### What you should do
Reprint the lines below as they are, minus the pictures.

### Data
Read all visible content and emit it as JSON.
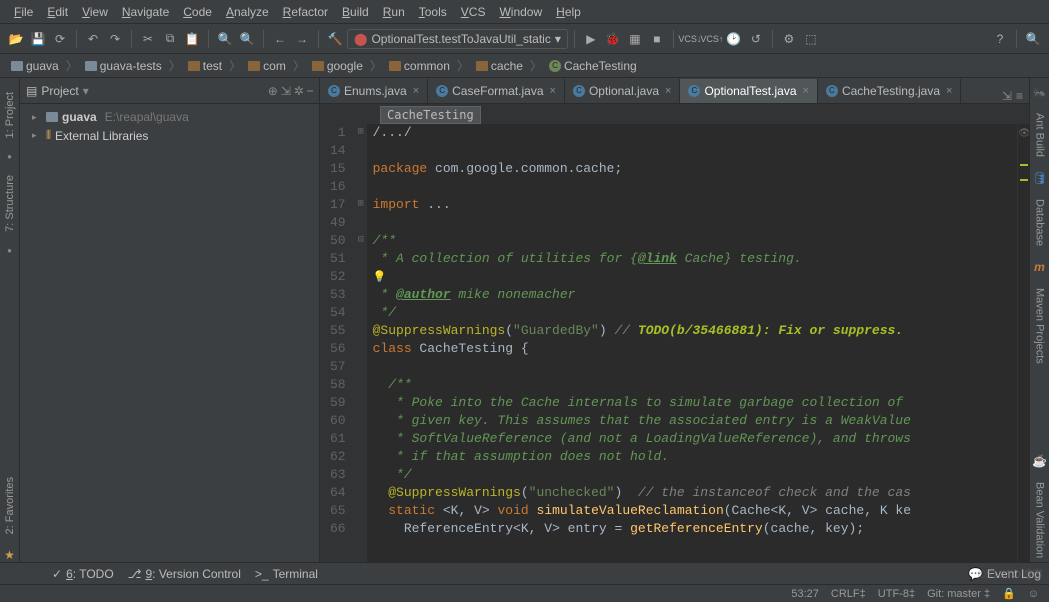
{
  "menu": [
    "File",
    "Edit",
    "View",
    "Navigate",
    "Code",
    "Analyze",
    "Refactor",
    "Build",
    "Run",
    "Tools",
    "VCS",
    "Window",
    "Help"
  ],
  "run_config": {
    "label": "OptionalTest.testToJavaUtil_static"
  },
  "breadcrumbs": [
    {
      "icon": "module",
      "label": "guava"
    },
    {
      "icon": "module",
      "label": "guava-tests"
    },
    {
      "icon": "folder",
      "label": "test"
    },
    {
      "icon": "folder",
      "label": "com"
    },
    {
      "icon": "folder",
      "label": "google"
    },
    {
      "icon": "folder",
      "label": "common"
    },
    {
      "icon": "folder",
      "label": "cache"
    },
    {
      "icon": "class",
      "label": "CacheTesting"
    }
  ],
  "project_panel": {
    "title": "Project",
    "tree": [
      {
        "name": "guava",
        "path": "E:\\reapal\\guava",
        "bold": true,
        "icon": "module"
      },
      {
        "name": "External Libraries",
        "icon": "lib"
      }
    ]
  },
  "tabs": [
    {
      "label": "Enums.java",
      "icon": "class"
    },
    {
      "label": "CaseFormat.java",
      "icon": "class"
    },
    {
      "label": "Optional.java",
      "icon": "class"
    },
    {
      "label": "OptionalTest.java",
      "icon": "class",
      "active": true
    },
    {
      "label": "CacheTesting.java",
      "icon": "class"
    }
  ],
  "editor_breadcrumb": "CacheTesting",
  "code": {
    "line_numbers": [
      1,
      14,
      15,
      16,
      17,
      49,
      50,
      51,
      52,
      53,
      54,
      55,
      56,
      57,
      58,
      59,
      60,
      61,
      62,
      63,
      64,
      65,
      66
    ],
    "lines": [
      {
        "t": "fold",
        "html": "/.../"
      },
      {
        "t": "blank"
      },
      {
        "t": "pkg",
        "html": "<span class='kw'>package</span> com.google.common.cache<span class='punct'>;</span>"
      },
      {
        "t": "blank"
      },
      {
        "t": "imp",
        "html": "<span class='kw'>import</span> <span class='punct'>...</span>"
      },
      {
        "t": "blank"
      },
      {
        "t": "doc",
        "html": "<span class='doc'>/**</span>"
      },
      {
        "t": "doc",
        "html": "<span class='doc'> * A collection of utilities for {</span><span class='doctag'>@link</span><span class='doc'> Cache} testing.</span>"
      },
      {
        "t": "bulb",
        "html": "<span class='bulb'>💡</span>"
      },
      {
        "t": "doc",
        "html": "<span class='doc'> * </span><span class='doctag'>@author</span><span class='doc'> mike nonemacher</span>"
      },
      {
        "t": "doc",
        "html": "<span class='doc'> */</span>"
      },
      {
        "t": "code",
        "html": "<span class='ann'>@SuppressWarnings</span>(<span class='str'>\"GuardedBy\"</span>) <span class='cmt'>// </span><span class='todo'>TODO(b/35466881): Fix or suppress.</span>"
      },
      {
        "t": "code",
        "html": "<span class='kw'>class</span> CacheTesting <span class='punct'>{</span>"
      },
      {
        "t": "blank"
      },
      {
        "t": "doc",
        "html": "  <span class='doc'>/**</span>"
      },
      {
        "t": "doc",
        "html": "  <span class='doc'> * Poke into the Cache internals to simulate garbage collection of</span>"
      },
      {
        "t": "doc",
        "html": "  <span class='doc'> * given key. This assumes that the associated entry is a WeakValue</span>"
      },
      {
        "t": "doc",
        "html": "  <span class='doc'> * SoftValueReference (and not a LoadingValueReference), and throws</span>"
      },
      {
        "t": "doc",
        "html": "  <span class='doc'> * if that assumption does not hold.</span>"
      },
      {
        "t": "doc",
        "html": "  <span class='doc'> */</span>"
      },
      {
        "t": "code",
        "html": "  <span class='ann'>@SuppressWarnings</span>(<span class='str'>\"unchecked\"</span>)  <span class='cmt'>// the instanceof check and the cas</span>"
      },
      {
        "t": "code",
        "html": "  <span class='kw'>static</span> &lt;<span class='type'>K</span>, <span class='type'>V</span>&gt; <span class='kw'>void</span> <span class='fn'>simulateValueReclamation</span>(Cache&lt;<span class='type'>K</span>, <span class='type'>V</span>&gt; cache, <span class='type'>K</span> ke"
      },
      {
        "t": "code",
        "html": "    ReferenceEntry&lt;<span class='type'>K</span>, <span class='type'>V</span>&gt; entry = <span class='fn'>getReferenceEntry</span>(cache, key);"
      }
    ]
  },
  "left_tabs": [
    "1: Project",
    "7: Structure",
    "2: Favorites"
  ],
  "right_tabs": [
    "Ant Build",
    "Database",
    "Maven Projects",
    "Bean Validation"
  ],
  "bottom_tools": [
    {
      "num": "6",
      "label": "TODO",
      "icon": "✓"
    },
    {
      "num": "9",
      "label": "Version Control",
      "icon": "⎇"
    },
    {
      "label": "Terminal",
      "icon": ">_"
    }
  ],
  "event_log": "Event Log",
  "status": {
    "pos": "53:27",
    "sep": "CRLF",
    "sep_arrow": "‡",
    "enc": "UTF-8",
    "enc_arrow": "‡",
    "git": "Git: master",
    "git_arrow": "‡"
  }
}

### Solution
Read all visible content and emit it as JSON.
{
  "menu": [
    "File",
    "Edit",
    "View",
    "Navigate",
    "Code",
    "Analyze",
    "Refactor",
    "Build",
    "Run",
    "Tools",
    "VCS",
    "Window",
    "Help"
  ],
  "run_config": {
    "label": "OptionalTest.testToJavaUtil_static"
  },
  "breadcrumbs": [
    {
      "icon": "module",
      "label": "guava"
    },
    {
      "icon": "module",
      "label": "guava-tests"
    },
    {
      "icon": "folder",
      "label": "test"
    },
    {
      "icon": "folder",
      "label": "com"
    },
    {
      "icon": "folder",
      "label": "google"
    },
    {
      "icon": "folder",
      "label": "common"
    },
    {
      "icon": "folder",
      "label": "cache"
    },
    {
      "icon": "class",
      "label": "CacheTesting"
    }
  ],
  "project_panel": {
    "title": "Project",
    "tree": [
      {
        "name": "guava",
        "path": "E:\\reapal\\guava",
        "bold": true,
        "icon": "module"
      },
      {
        "name": "External Libraries",
        "icon": "lib"
      }
    ]
  },
  "tabs": [
    {
      "label": "Enums.java",
      "icon": "class"
    },
    {
      "label": "CaseFormat.java",
      "icon": "class"
    },
    {
      "label": "Optional.java",
      "icon": "class"
    },
    {
      "label": "OptionalTest.java",
      "icon": "class",
      "active": true
    },
    {
      "label": "CacheTesting.java",
      "icon": "class"
    }
  ],
  "editor_breadcrumb": "CacheTesting",
  "code": {
    "line_numbers": [
      1,
      14,
      15,
      16,
      17,
      49,
      50,
      51,
      52,
      53,
      54,
      55,
      56,
      57,
      58,
      59,
      60,
      61,
      62,
      63,
      64,
      65,
      66
    ],
    "lines": [
      {
        "t": "fold",
        "html": "/.../"
      },
      {
        "t": "blank"
      },
      {
        "t": "pkg",
        "html": "<span class='kw'>package</span> com.google.common.cache<span class='punct'>;</span>"
      },
      {
        "t": "blank"
      },
      {
        "t": "imp",
        "html": "<span class='kw'>import</span> <span class='punct'>...</span>"
      },
      {
        "t": "blank"
      },
      {
        "t": "doc",
        "html": "<span class='doc'>/**</span>"
      },
      {
        "t": "doc",
        "html": "<span class='doc'> * A collection of utilities for {</span><span class='doctag'>@link</span><span class='doc'> Cache} testing.</span>"
      },
      {
        "t": "bulb",
        "html": "<span class='bulb'>💡</span>"
      },
      {
        "t": "doc",
        "html": "<span class='doc'> * </span><span class='doctag'>@author</span><span class='doc'> mike nonemacher</span>"
      },
      {
        "t": "doc",
        "html": "<span class='doc'> */</span>"
      },
      {
        "t": "code",
        "html": "<span class='ann'>@SuppressWarnings</span>(<span class='str'>\"GuardedBy\"</span>) <span class='cmt'>// </span><span class='todo'>TODO(b/35466881): Fix or suppress.</span>"
      },
      {
        "t": "code",
        "html": "<span class='kw'>class</span> CacheTesting <span class='punct'>{</span>"
      },
      {
        "t": "blank"
      },
      {
        "t": "doc",
        "html": "  <span class='doc'>/**</span>"
      },
      {
        "t": "doc",
        "html": "  <span class='doc'> * Poke into the Cache internals to simulate garbage collection of</span>"
      },
      {
        "t": "doc",
        "html": "  <span class='doc'> * given key. This assumes that the associated entry is a WeakValue</span>"
      },
      {
        "t": "doc",
        "html": "  <span class='doc'> * SoftValueReference (and not a LoadingValueReference), and throws</span>"
      },
      {
        "t": "doc",
        "html": "  <span class='doc'> * if that assumption does not hold.</span>"
      },
      {
        "t": "doc",
        "html": "  <span class='doc'> */</span>"
      },
      {
        "t": "code",
        "html": "  <span class='ann'>@SuppressWarnings</span>(<span class='str'>\"unchecked\"</span>)  <span class='cmt'>// the instanceof check and the cas</span>"
      },
      {
        "t": "code",
        "html": "  <span class='kw'>static</span> &lt;<span class='type'>K</span>, <span class='type'>V</span>&gt; <span class='kw'>void</span> <span class='fn'>simulateValueReclamation</span>(Cache&lt;<span class='type'>K</span>, <span class='type'>V</span>&gt; cache, <span class='type'>K</span> ke"
      },
      {
        "t": "code",
        "html": "    ReferenceEntry&lt;<span class='type'>K</span>, <span class='type'>V</span>&gt; entry = <span class='fn'>getReferenceEntry</span>(cache, key);"
      }
    ]
  },
  "left_tabs": [
    "1: Project",
    "7: Structure",
    "2: Favorites"
  ],
  "right_tabs": [
    "Ant Build",
    "Database",
    "Maven Projects",
    "Bean Validation"
  ],
  "bottom_tools": [
    {
      "num": "6",
      "label": "TODO",
      "icon": "✓"
    },
    {
      "num": "9",
      "label": "Version Control",
      "icon": "⎇"
    },
    {
      "label": "Terminal",
      "icon": ">_"
    }
  ],
  "event_log": "Event Log",
  "status": {
    "pos": "53:27",
    "sep": "CRLF",
    "sep_arrow": "‡",
    "enc": "UTF-8",
    "enc_arrow": "‡",
    "git": "Git: master",
    "git_arrow": "‡"
  }
}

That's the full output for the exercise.